▶ **Exercise directions**
Would you restate each entry word for word, omitting the pictures?
***** Data shown *****
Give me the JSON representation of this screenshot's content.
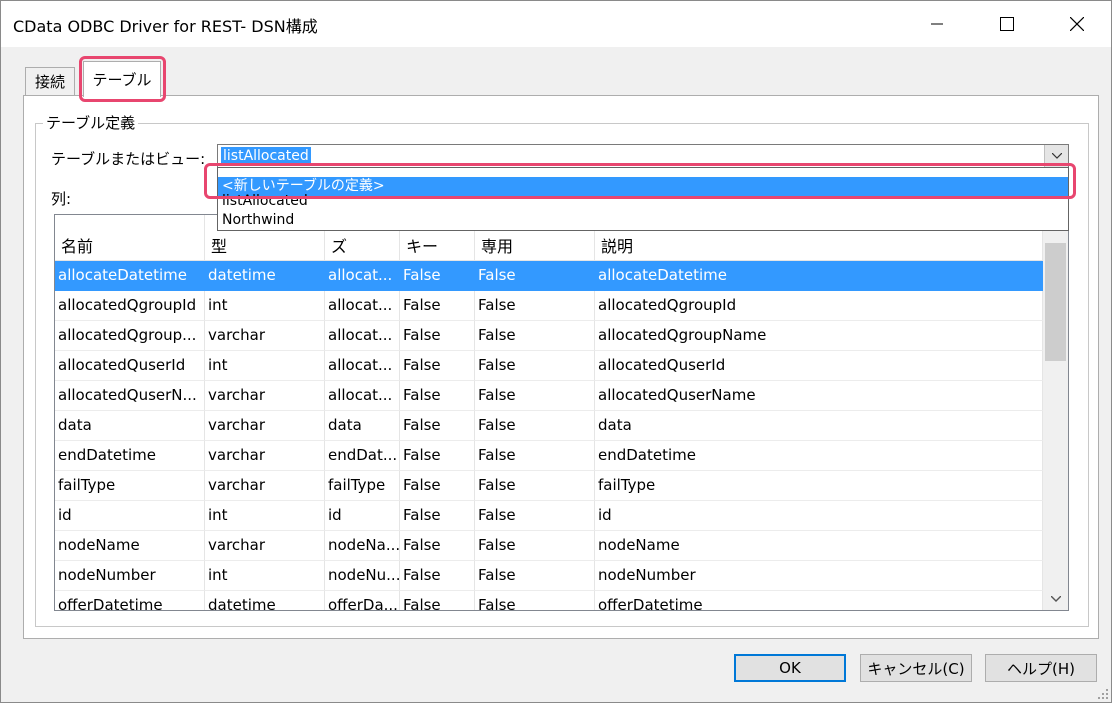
{
  "window": {
    "title": "CData ODBC Driver for REST- DSN構成"
  },
  "tabs": [
    {
      "label": "接続",
      "active": false
    },
    {
      "label": "テーブル",
      "active": true
    }
  ],
  "group": {
    "legend": "テーブル定義"
  },
  "table_select": {
    "label": "テーブルまたはビュー:",
    "selected": "listAllocated",
    "options": [
      "<新しいテーブルの定義>",
      "listAllocated",
      "Northwind"
    ],
    "highlighted_index": 0
  },
  "columns_label": "列:",
  "grid": {
    "headers": [
      "名前",
      "型",
      "サイズ",
      "キー",
      "読み取り専用",
      "説明"
    ],
    "header_display": [
      "名前",
      "型",
      "ズ",
      "キー",
      "専用",
      "説明"
    ],
    "rows": [
      [
        "allocateDatetime",
        "datetime",
        "allocat...",
        "False",
        "False",
        "allocateDatetime"
      ],
      [
        "allocatedQgroupId",
        "int",
        "allocat...",
        "False",
        "False",
        "allocatedQgroupId"
      ],
      [
        "allocatedQgroup...",
        "varchar",
        "allocat...",
        "False",
        "False",
        "allocatedQgroupName"
      ],
      [
        "allocatedQuserId",
        "int",
        "allocat...",
        "False",
        "False",
        "allocatedQuserId"
      ],
      [
        "allocatedQuserN...",
        "varchar",
        "allocat...",
        "False",
        "False",
        "allocatedQuserName"
      ],
      [
        "data",
        "varchar",
        "data",
        "False",
        "False",
        "data"
      ],
      [
        "endDatetime",
        "varchar",
        "endDat...",
        "False",
        "False",
        "endDatetime"
      ],
      [
        "failType",
        "varchar",
        "failType",
        "False",
        "False",
        "failType"
      ],
      [
        "id",
        "int",
        "id",
        "False",
        "False",
        "id"
      ],
      [
        "nodeName",
        "varchar",
        "nodeNa...",
        "False",
        "False",
        "nodeName"
      ],
      [
        "nodeNumber",
        "int",
        "nodeNu...",
        "False",
        "False",
        "nodeNumber"
      ],
      [
        "offerDatetime",
        "datetime",
        "offerDa...",
        "False",
        "False",
        "offerDatetime"
      ]
    ],
    "selected_row": 0
  },
  "buttons": {
    "ok": "OK",
    "cancel": "キャンセル(C)",
    "help": "ヘルプ(H)"
  },
  "colors": {
    "selection": "#3399ff",
    "annotation": "#e8466f",
    "default_button_border": "#0078d7"
  }
}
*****
▶ **Output for this task**
Give me the JSON representation of this screenshot's content.
{
  "window": {
    "title": "CData ODBC Driver for REST- DSN構成"
  },
  "tabs": [
    {
      "label": "接続",
      "active": false
    },
    {
      "label": "テーブル",
      "active": true
    }
  ],
  "group": {
    "legend": "テーブル定義"
  },
  "table_select": {
    "label": "テーブルまたはビュー:",
    "selected": "listAllocated",
    "options": [
      "<新しいテーブルの定義>",
      "listAllocated",
      "Northwind"
    ],
    "highlighted_index": 0
  },
  "columns_label": "列:",
  "grid": {
    "headers": [
      "名前",
      "型",
      "サイズ",
      "キー",
      "読み取り専用",
      "説明"
    ],
    "header_display": [
      "名前",
      "型",
      "ズ",
      "キー",
      "専用",
      "説明"
    ],
    "rows": [
      [
        "allocateDatetime",
        "datetime",
        "allocat...",
        "False",
        "False",
        "allocateDatetime"
      ],
      [
        "allocatedQgroupId",
        "int",
        "allocat...",
        "False",
        "False",
        "allocatedQgroupId"
      ],
      [
        "allocatedQgroup...",
        "varchar",
        "allocat...",
        "False",
        "False",
        "allocatedQgroupName"
      ],
      [
        "allocatedQuserId",
        "int",
        "allocat...",
        "False",
        "False",
        "allocatedQuserId"
      ],
      [
        "allocatedQuserN...",
        "varchar",
        "allocat...",
        "False",
        "False",
        "allocatedQuserName"
      ],
      [
        "data",
        "varchar",
        "data",
        "False",
        "False",
        "data"
      ],
      [
        "endDatetime",
        "varchar",
        "endDat...",
        "False",
        "False",
        "endDatetime"
      ],
      [
        "failType",
        "varchar",
        "failType",
        "False",
        "False",
        "failType"
      ],
      [
        "id",
        "int",
        "id",
        "False",
        "False",
        "id"
      ],
      [
        "nodeName",
        "varchar",
        "nodeNa...",
        "False",
        "False",
        "nodeName"
      ],
      [
        "nodeNumber",
        "int",
        "nodeNu...",
        "False",
        "False",
        "nodeNumber"
      ],
      [
        "offerDatetime",
        "datetime",
        "offerDa...",
        "False",
        "False",
        "offerDatetime"
      ]
    ],
    "selected_row": 0
  },
  "buttons": {
    "ok": "OK",
    "cancel": "キャンセル(C)",
    "help": "ヘルプ(H)"
  },
  "colors": {
    "selection": "#3399ff",
    "annotation": "#e8466f",
    "default_button_border": "#0078d7"
  }
}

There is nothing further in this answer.